Sunday, April 5, 2015

It could have happened

I was standing in the backyard of my brick Georgian home on Kentucky Street in Chicago. It was wide and green, dotted with maple saplings. It looked exactly like the backyard of my parents' home in Pennsylvania, where I grew up. I looked over at my neighbor’s equally spacious backyard. I could see my neighbor Steve gathering equipment for a camping trip. People kept coming into his yard and stacking up their camping equipment near his—apparently a large group was headed out together.

As I was standing in my yard, near the house, I noticed a man going into my garage at the back of the property.

I walked across the yard and followed him into the garage. I saw the man and several other people, looking through boxes, sweeping, moving chairs and other garage materiel. The floor was clean and swept. A girl about eleven was asleep, wrapped in a blanket, near one wall.

Another little girl, about age seven, skinny and lithe, was climbing up on shelves built into the side of the garage. The shelves were as wide as the garage, and went up to the roof, which seemed to be two stories high. She was about halfway up, rummaging through plastic tubs and baskets, looking for something. The man on the floor was directing her. The tubs and baskets took up most of the room on the narrow shelves. There was barely room for the little girl’s feet on the edge of the shelf, but she seemed as surefooted as a mountain goat.

“What’s going on?” I asked the man. “She can’t be up there! it’s dangerous. I’m liable if she falls and gets hurt.”

He told her to get down. She climbed nimbly down and stood next to him.  

He was sincere and rugged, about forty years old, with dark hair and black eyes. I wasn’t afraid of him, but I was mystified. A woman opened the side door of the garage and walked in. I couldn’t tell how old she was. Maybe she was his wife? His mother? She had some gray in her hair. She looked nervous.

“Are you part of the group that’s going camping with Steve?” I asked.

The man looked at me, his expression blank, and I realized I had it all wrong.

“Are you planning to live here?” I said. “In the garage?” I looked around. We never locked the service door of the garage, and rarely used it for the car. We mainly used it to store the lawnmower and lots of stuff we never used. Old paint cans and flower pots lined the lower shelves.

The man nodded. We watched as the rest of the family—there must have been six or seven kids and a couple of adults—continued to sweep and organize. They went in and out of the service door. The little one who had been asleep near the wall woke up, unwrapped herself from the blanket, and stood next to the nervous woman.

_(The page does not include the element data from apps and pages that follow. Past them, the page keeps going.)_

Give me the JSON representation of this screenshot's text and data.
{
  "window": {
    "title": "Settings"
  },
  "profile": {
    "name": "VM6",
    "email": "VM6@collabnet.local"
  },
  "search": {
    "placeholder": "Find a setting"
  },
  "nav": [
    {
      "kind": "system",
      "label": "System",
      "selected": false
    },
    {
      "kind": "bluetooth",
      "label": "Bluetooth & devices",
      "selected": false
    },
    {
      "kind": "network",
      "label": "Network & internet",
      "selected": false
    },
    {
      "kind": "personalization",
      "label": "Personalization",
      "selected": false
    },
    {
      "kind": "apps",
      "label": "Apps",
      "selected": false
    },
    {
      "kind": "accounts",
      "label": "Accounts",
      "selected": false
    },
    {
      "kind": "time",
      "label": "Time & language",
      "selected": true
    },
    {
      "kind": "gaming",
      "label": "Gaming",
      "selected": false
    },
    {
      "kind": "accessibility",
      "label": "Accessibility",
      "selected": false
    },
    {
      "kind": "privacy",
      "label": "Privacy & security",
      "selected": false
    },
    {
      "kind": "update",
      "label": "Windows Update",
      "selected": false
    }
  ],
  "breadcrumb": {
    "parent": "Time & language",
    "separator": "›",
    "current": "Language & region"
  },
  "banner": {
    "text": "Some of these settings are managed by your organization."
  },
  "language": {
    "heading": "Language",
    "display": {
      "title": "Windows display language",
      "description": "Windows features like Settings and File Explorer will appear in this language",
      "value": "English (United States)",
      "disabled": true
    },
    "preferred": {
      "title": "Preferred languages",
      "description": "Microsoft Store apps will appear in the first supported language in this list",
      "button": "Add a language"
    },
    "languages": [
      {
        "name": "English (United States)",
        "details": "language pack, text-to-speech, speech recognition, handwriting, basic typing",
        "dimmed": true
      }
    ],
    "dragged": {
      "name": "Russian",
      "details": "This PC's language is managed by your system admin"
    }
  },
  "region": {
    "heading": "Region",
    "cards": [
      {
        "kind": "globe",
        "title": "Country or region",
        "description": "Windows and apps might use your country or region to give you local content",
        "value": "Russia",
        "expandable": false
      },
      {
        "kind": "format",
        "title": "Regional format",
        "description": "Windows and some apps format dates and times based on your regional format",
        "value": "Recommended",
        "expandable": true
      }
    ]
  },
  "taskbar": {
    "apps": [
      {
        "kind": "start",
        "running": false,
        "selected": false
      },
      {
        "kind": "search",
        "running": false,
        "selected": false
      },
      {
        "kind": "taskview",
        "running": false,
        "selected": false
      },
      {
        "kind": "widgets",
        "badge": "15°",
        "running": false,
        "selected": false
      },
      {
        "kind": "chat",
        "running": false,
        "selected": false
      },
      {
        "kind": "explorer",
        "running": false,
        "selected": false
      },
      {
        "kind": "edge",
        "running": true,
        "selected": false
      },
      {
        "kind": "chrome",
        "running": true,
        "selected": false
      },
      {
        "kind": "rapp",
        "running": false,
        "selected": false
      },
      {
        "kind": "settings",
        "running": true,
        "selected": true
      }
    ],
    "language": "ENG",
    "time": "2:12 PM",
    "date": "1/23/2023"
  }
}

I was sad and confused. How could I kick them out? Clearly they were homeless, and trying to make the best of a terrible situation. I introduced myself, and shook his hand. I reached over to shake the woman's hand, too, and noticed that her eyes still looked anxious.

I left the garage and went back into the house. It was Easter, and the family had already sat down around the table and starting eating. My parents were both there, and my former brother in law, and my aunt and uncle. Others too, but I don’t remember their faces.

“There are twelve people living in our garage,” I announced.

The table was filled with food—ham, potatoes, salad, green beans, dinner rolls—and everyone was helping themselves and talking. The talking stopped as soon as I made my weird announcement. 

Then people started giving suggestions about what I should do about this unexpected development. Nobody seemed to be too surprised, and no one got up from the table. They just talked about it as if we were discussing something in the news.

I went outside and stood in front of my house. The sun shone brightly. Two white SUVs sped down the street and screeched to a stop in front of my neighbor’s house. The SUVs had INS logos on the side. Men piled out wearing body armor and carrying rifles. They huddled for a moment outside the vehicles. Somehow I knew they were planning their assault on the family in my garage.

I made an instant decision. I ran down the alley on the side of my house. I wanted to reach the family in the garage, to warn them. As I reached the edge of my house, I saw the man and a couple of the girls outside of the garage, in the alley.

I waved my arms frantically, telling them by incoherent semaphore to run! Run! The man saw me, and knew instantly what I was saying. He motioned to the girls to run, and then he raced inside the garage to warn the others. They started coming out of the garage and scattering down the alley.

Meanwhile, as I ran past the edge of my house, I could see an agent closing in, running down the gangway next to my neighbor’s house, holding his rifle. Other INS agents closed in from other angles. 

The family had not gotten far. The agents chased them and pointed guns at them. When they saw they were caught, they stopped and put their hands up. They looked scared.


And then I woke up, dammit.

I told my dream to Mr. Peevie and M. Peevie on the way home from Easter lunch. 

"Noooo!" M. Peevie yelled, when I got to the end. "What happened next?"

I wish I knew. I hate it when I'm having an interesting, adventurous dream, and I wake up before I find out the end.

We were headed home through our old neighborhood, where we lived in the brick Georgian. We drove slowly past the house, and turned down the alley. 

"I can see the family trying to get away!" M. Peevie said, looking at the garage and peering down the alley.

Why are some dreams so vivid? Where do these details come from--INS? people living in my garage? My former BIL?

It's all so very mysterious.